Sleeper buses are new to us, although Vietnam is full of them so we had seen them before. All that I knew about them was that the beds are short, the top bunks sway around more than bottam bunks and that depending on the bus, the beds may be single or double configuration. So what a joy to find myself in a top bunk, double configuration! The beds on our side were about 5 feet long with the head end inclined for about a foot - however only the flat area was mattress so the incline was only a goood place to put your pillow. That leaves 4 feet for shoulders to feet. Well, no worries because when checking off his manifest I noted the conductor had no scribble (writing) against the bed number next to me. Hooray!
The girls were pretty happy beneath me and the bed sharing wasn't too big an issue for a mother and daughter team.
The first 2 hours North retraced the route we had taken at dusk into Luang Prabang 4 days earlier - only it seemed twistier. This was a concern because I had worked out from maps that this was the flattest and most straight forward part of the route out of Laos.
We stopped for a toilet stop after 2 hours which was a good sign. I had heard that the bus barely stopped until China to make sure it clears the border posts before 4.30pm. Evidently we were making good time - or the border posts no longer close in the evening.
The toilet stop at a roadside restaurant had its own little surprise, I walked in to the squat toilet, noting what looked like poo on the dimly lit floor. I was about to turn back and wait for another when I realised I could walk to the toilet itself avoiding the deposits on the floor,...oh, and I made a quick mental note not to step on the tortoise....um, yep that's right....oh, no, wrong not 1 but 3. Ah, it was probably their poo (or food?) lying around on the floor. Mmmm I wonder if I could get for take away - can you really cook the taste of Asian squat toilet floor out of tortoise flesh?
Anyway, back on the bus and time to tackle some mountains. In fact 5 hours of mountain bends with a 20 minute lunch stop in Udomxai. I have to mention my lunch - a very Western "Asian" favourite of mine - baguette, cream cheese, coriander, carrot and onion. Sure it's not traditional Laos fare but it's easy, cheap, a sure thing (no hidden cicadas or pig intestine) and best of all it leaves a fresh taste of conriander for hours to come.

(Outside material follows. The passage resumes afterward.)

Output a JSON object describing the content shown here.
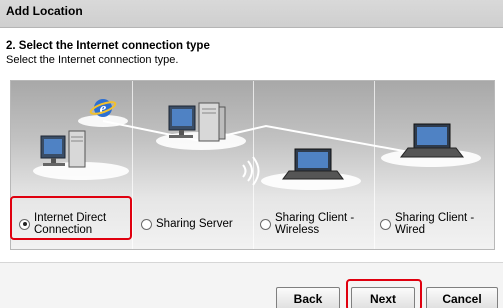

So back on the bus, 3 violent, sexy, Chinese Kung-Fu and machine gun movies later, we arrived at the Laos -China border. The buildings were ugly, all writing was in Chinese and there were trucks everywhere, from as far afield as Cambodia and Thailand - and this was still several Km's inside Laos. Molly and Julia had enjoyed the movies, one of the flip down screens was actually under my bed - therefore it was a foot from their faces. Fortunately Molly was caught up in her own i-pod by the time the female Kung-Fu assassins had proven themselves by beheading their lesser rivals, only to be drugged and pack raped by a bunch of body builders - good family matinee that one!
Leaving Laos was easy and to be honest, entering China was much the same - we did have our luggage searched for the first time this trip (in fact it was the first time since Singapore we even had to have our luggage with us at customs/immigration) but overall it was as the military officer searching suggested - "just a formality". The guy that had tried to outwit the Chinese customs by leaving his chickens under a bed (not his) on the bus was told to let them go free, presumably with the hope that they would run back to Laos and not go for a holiday into China.

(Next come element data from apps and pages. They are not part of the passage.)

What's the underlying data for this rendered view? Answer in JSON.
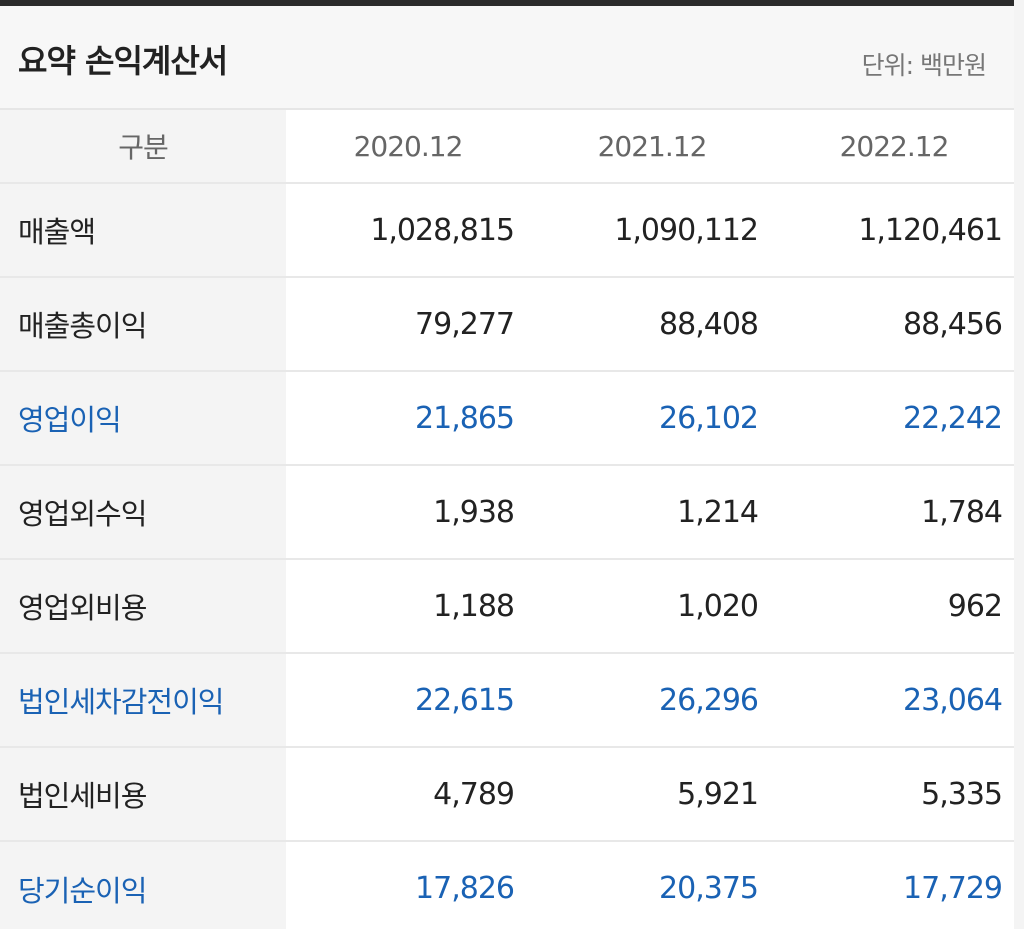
{
  "title": "요약 손익계산서",
  "unit": "단위: 백만원",
  "columns": {
    "category": "구분",
    "periods": [
      "2020.12",
      "2021.12",
      "2022.12"
    ]
  },
  "rows": [
    {
      "label": "매출액",
      "values": [
        "1,028,815",
        "1,090,112",
        "1,120,461"
      ],
      "highlight": false
    },
    {
      "label": "매출총이익",
      "values": [
        "79,277",
        "88,408",
        "88,456"
      ],
      "highlight": false
    },
    {
      "label": "영업이익",
      "values": [
        "21,865",
        "26,102",
        "22,242"
      ],
      "highlight": true
    },
    {
      "label": "영업외수익",
      "values": [
        "1,938",
        "1,214",
        "1,784"
      ],
      "highlight": false
    },
    {
      "label": "영업외비용",
      "values": [
        "1,188",
        "1,020",
        "962"
      ],
      "highlight": false
    },
    {
      "label": "법인세차감전이익",
      "values": [
        "22,615",
        "26,296",
        "23,064"
      ],
      "highlight": true
    },
    {
      "label": "법인세비용",
      "values": [
        "4,789",
        "5,921",
        "5,335"
      ],
      "highlight": false
    },
    {
      "label": "당기순이익",
      "values": [
        "17,826",
        "20,375",
        "17,729"
      ],
      "highlight": true
    }
  ],
  "colors": {
    "highlight": "#1a62b4",
    "text": "#222222",
    "header_text": "#666666",
    "label_bg": "#f4f4f4"
  }
}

So we were in China. Time for bus formalities to be dropped. People appeared from nowhere and soon I had a bosom buddy. My short, wide bed was now short and narrow. Suddenly confined to my own side of the bed, next to the window, I had a chance to see how close the air con vents were - no place for claustrophobics. Fortunately my bosom buddy had a friend on the top bunk across the aisle - they were able to talk (loudly) for hours - well, when his mates mobile phone wasn't going off.
BB had obviously come straight from a busy and hard days work, there really is no other way to get that musty, sweaty smell. Ah, it wasn't that bad ........ well, until he took his shoes off. Down below Julia and Molly had quickly identified him as "smelliest feet on the bus guy" as he climbed up to bunk with me.

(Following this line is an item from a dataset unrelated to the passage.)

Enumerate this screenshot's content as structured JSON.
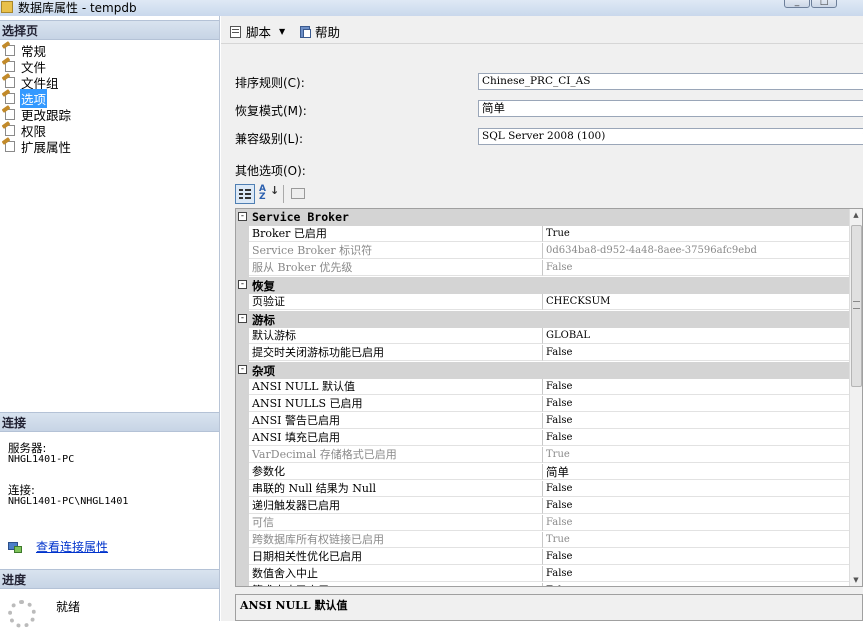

We stopped in Mengla at 7pm for dinner. We went vegetarian and so they prepared enough greens and corn to offset the lack of iron we should have been getting from the various offal on offer. The food was delicious but we really held back and left a lot- we had between 12 and 15 hours left on the bus, depending on who you believed, so 4kgs of sauteed cabbage for dinner would have been downright inhospitable of us!
By 4am I had managed 2 hours sleep and was more than a little uncomfortable - not just physically either. I mean spooning with a stranger is no fun unless you just turned up at the Playboy Mansion for a slumber party. But it wasn't just the spooning - at the point that BB broke wind on my hip I felt dirty, unwanted and ready for 36 hours of economy class on Garuda Air - at least then I would have an armrest for protection.
Meanwhile Julia woke up at around 3am and was cursing that the trip was almost over!